Not everyone will need to take their loved one’s estate through probate. As I will discuss in another post, if the value of the assets in the estate is less than $150,000, there are simplified procedures that will allow you to avoid having to file a petition in probate. If these procedures allow you to gain control over the deceased assets, there will be no need to go through a full blown probate.
If these procedures do not work and you are being told by banks, brokerage firms or title companies, for example, that you need a court order or “Letters Testamentary” to manage property, you are looking at a filing a petition in probate.
What is the Procedure?
Probate procedure can be surprisingly complex and will vary from county to county. This will be a thumbnail sketch to give you a rough idea of what to expect.
The first question is to determine whether a probate proceeding is really necessary. The answer will be no if all of the decedent’s assets are in a living trust or are owned in joint tenancy. If the deceased person has more than $150,000 of assets, there is no surviving spouse or the assets were not left to the spouse, or if an institution will not release control of property without Letters Testamentary, the answer is yes, a probate proceeding is very likely necessary.
If it is necessary to file a probate petition, the next question is, who will act on the decedent’s behalf? If the decedent left a will, they probably named someone in the will to act as the executor of their estate. If the will did not appoint an executor, or if the named executor chooses not to accept the nomination, or if the deceased died without a will, an interested party can petition the court to be named administrator of the estate. The executor or administrator does not have to be a California or United States citizen or resident.
After appointment of the executor, the court will issue Letters Testamentary granting the executor the power to act on behalf of the estate.
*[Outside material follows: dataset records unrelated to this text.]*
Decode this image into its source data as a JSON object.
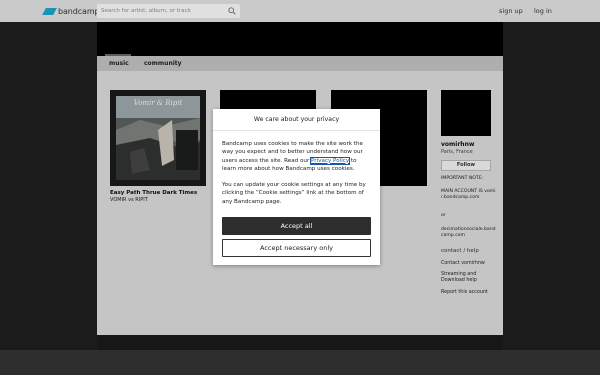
{
  "header": {
    "logo_text": "bandcamp",
    "search_placeholder": "Search for artist, album, or track",
    "signup_label": "sign up",
    "login_label": "log in"
  },
  "nav": {
    "tabs": [
      {
        "label": "music"
      },
      {
        "label": "community"
      }
    ]
  },
  "albums": [
    {
      "title": "Easy Path Thrue Dark Times",
      "artist": "VOMIR vs RIPIT",
      "cover_text": "Vomir & Ripit"
    }
  ],
  "sidebar": {
    "band_name": "vomirhnw",
    "location": "Paris, France",
    "follow_label": "Follow",
    "bio": {
      "line1": "IMPORTANT NOTE:",
      "line2": "MAIN ACCOUNT IS vomir.bandcamp.com",
      "line3": "or",
      "line4": "decimationsociale.bandcamp.com"
    },
    "contact_heading": "contact / help",
    "links": {
      "contact": "Contact vomirhnw",
      "streaming": "Streaming and Download help",
      "report": "Report this account"
    }
  },
  "cookie_dialog": {
    "title": "We care about your privacy",
    "p1_before": "Bandcamp uses cookies to make the site work the way you expect and to better understand how our users access the site. Read our ",
    "policy_link": "Privacy Policy",
    "p1_after": " to learn more about how Bandcamp uses cookies.",
    "p2": "You can update your cookie settings at any time by clicking the “Cookie settings” link at the bottom of any Bandcamp page.",
    "accept_all_label": "Accept all",
    "accept_necessary_label": "Accept necessary only"
  },
  "colors": {
    "brand": "#1da0c3",
    "topbar": "#dcdcdc",
    "content_bg": "#d6d6d6",
    "nav_bg": "#bdbdbd",
    "button_dark": "#2d2d2d"
  }
}
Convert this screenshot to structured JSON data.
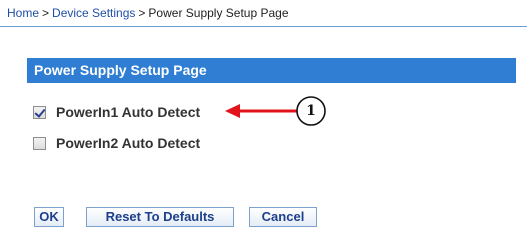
{
  "breadcrumb": {
    "home": "Home",
    "sep1": ">",
    "device_settings": "Device Settings",
    "sep2": ">",
    "current": "Power Supply Setup Page"
  },
  "panel": {
    "title": "Power Supply Setup Page"
  },
  "options": [
    {
      "label": "PowerIn1 Auto Detect",
      "checked": true
    },
    {
      "label": "PowerIn2 Auto Detect",
      "checked": false
    }
  ],
  "callout": {
    "number": "1",
    "color": "#e2141b"
  },
  "buttons": {
    "ok": "OK",
    "reset": "Reset To Defaults",
    "cancel": "Cancel"
  },
  "colors": {
    "header_bg": "#2f7ed3",
    "link": "#1f4fa8",
    "button_text": "#1e3f8c"
  }
}
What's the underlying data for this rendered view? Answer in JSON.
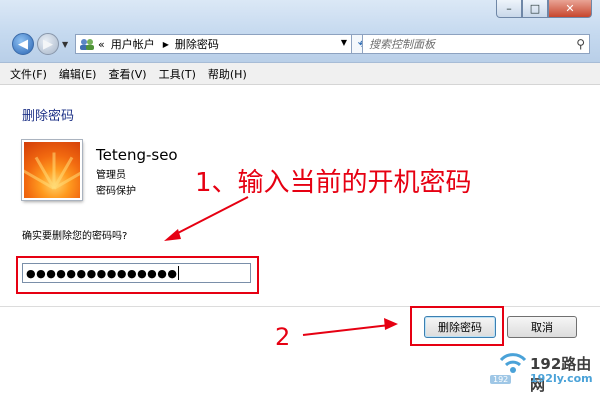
{
  "window": {
    "controls": [
      "–",
      "□",
      "✕"
    ]
  },
  "navigation": {
    "back_icon": "back-arrow-icon",
    "forward_icon": "forward-arrow-icon"
  },
  "address": {
    "overflow": "«",
    "crumbs": [
      "用户帐户",
      "删除密码"
    ]
  },
  "search": {
    "placeholder": "搜索控制面板"
  },
  "menu": [
    "文件(F)",
    "编辑(E)",
    "查看(V)",
    "工具(T)",
    "帮助(H)"
  ],
  "content": {
    "title": "删除密码",
    "user_name": "Teteng-seo",
    "user_role": "管理员",
    "user_protection": "密码保护",
    "confirm_text": "确实要删除您的密码吗?",
    "password_value": "●●●●●●●●●●●●●●●"
  },
  "buttons": {
    "delete_password": "删除密码",
    "cancel": "取消"
  },
  "annotations": {
    "step1": "1、输入当前的开机密码",
    "step2": "2",
    "color": "#e60012"
  },
  "watermark": {
    "brand": "192路由网",
    "site": "192ly.com",
    "ip": "192"
  }
}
The executor will be charged with taking control of the deceased’s assets and producing an inventory and appraisal. The court will further supervise any creditor claims for debts owed at the time of death. There is a fixed period of time for creditors to come forward to demand payment. It is important that the executor take prompt action notify known creditors to start that clock.
Along with the payment of debts, the executor must see that taxes are paid. Income taxes must be paid for the personal income up to the date of death. Income collected during probate requires the filing of a separate estate income tax return on behalf of the estate. In 2013, a federal estate tax return is required if the decedent owned over $5.25 million of assets as of the date of death.
After the executor collects all of the assets of the decedent and taxes and debts are paid, the executor will then request court approval to distribute the remaining assets in accordance with the terms of the decedent’s will or the rules of intestate succession, if the decedent died without a will.
Cost and Time
As you can see, the probate process has the potential to take a great deal of time. Notice has to be given far and wide so creditors have at least four months to file a claim against the estate. In my experience, the fastest one can get through a probate proceeding start to finish is six months, and that is really pushing it. The average time to take an estate through probate is eighteen months. In the event there is any type of dispute or will contest, the matter can drag on for years. I’ve discussed the costs involved with a standard probate proceeding in detail here.
You have many options to avoid probate, such as lifetime giving, revocable (living) trusts and irrevocable trusts. If you need to take an estate through probate, please contact us as we are very experienced probate attorneys. We are available to discuss your options at 415-781-4000.